Explanation

  • The literary source for Hector’s and Andromache’s taking leave of each other is the 6th book of Homer’s Iliad: the heroic Trojan prince Hector, referred to as “the saviour of the city”, is to go to war and is taking leave of his wife Andromache and his son Astyanax. She has a presentiment that her husband will lose his life in the war and with tears in her eyes she tries to keep him back. Hector, meanwhile, is not to be stopped, and Andromache’s worst fears are realised. Hector is killed, the city falls, and as though this were not enough, Astyanax, their son, is thrown from the city wall and dies. According to Homer, at the moment of his departure, Hector wishes for his little son that he might one day become an even greater hero than he himself. In his painting, Eckersberg suggests this wish by allowing Hector to raise his son high above his head, but if the beholder is familiar with the Iliad, as the citizens of the Golden Age very largely were, the conspicuous city wall cannot but act as a reminder of how tragically it all ended for the little family.
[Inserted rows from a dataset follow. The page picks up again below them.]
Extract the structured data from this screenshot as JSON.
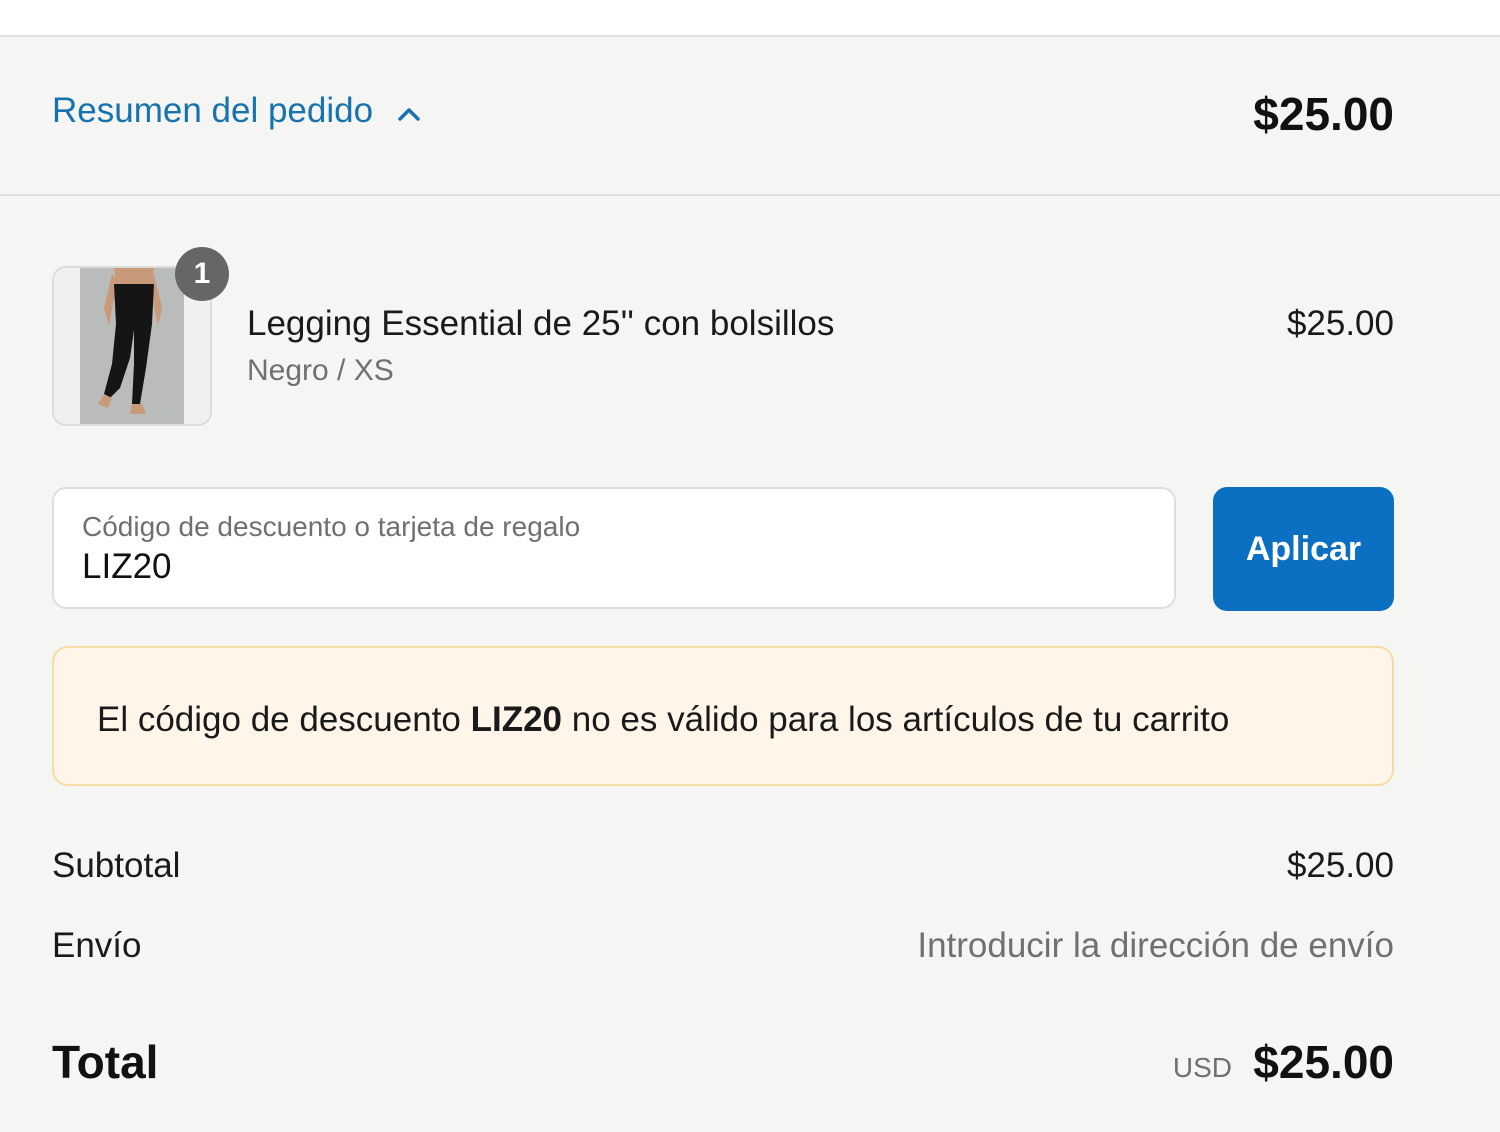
{
  "summary": {
    "toggle_label": "Resumen del pedido",
    "toggle_icon": "chevron-up-icon",
    "header_total": "$25.00",
    "link_color": "#1773b0"
  },
  "product": {
    "quantity": "1",
    "name": "Legging Essential de 25'' con bolsillos",
    "variant": "Negro / XS",
    "price": "$25.00"
  },
  "discount": {
    "label": "Código de descuento o tarjeta de regalo",
    "value": "LIZ20",
    "apply_label": "Aplicar",
    "button_color": "#0b6fc2"
  },
  "error": {
    "text_before": "El código de descuento ",
    "code": "LIZ20",
    "text_after": " no es válido para los artículos de tu carrito"
  },
  "totals": {
    "subtotal_label": "Subtotal",
    "subtotal_value": "$25.00",
    "shipping_label": "Envío",
    "shipping_value": "Introducir la dirección de envío",
    "total_label": "Total",
    "currency": "USD",
    "total_value": "$25.00"
  }
}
When, towards the end of his stay in Rome, 1836/37, Thorvaldsen modelled the relief Hector’s Farewell to Andromache, he had undoubtedly studied Eckersberg’s small painting of the same motif in his collection. The Hector of the relief is raising his son in exactly the same way as the Hector in the painting.

Motif / Theme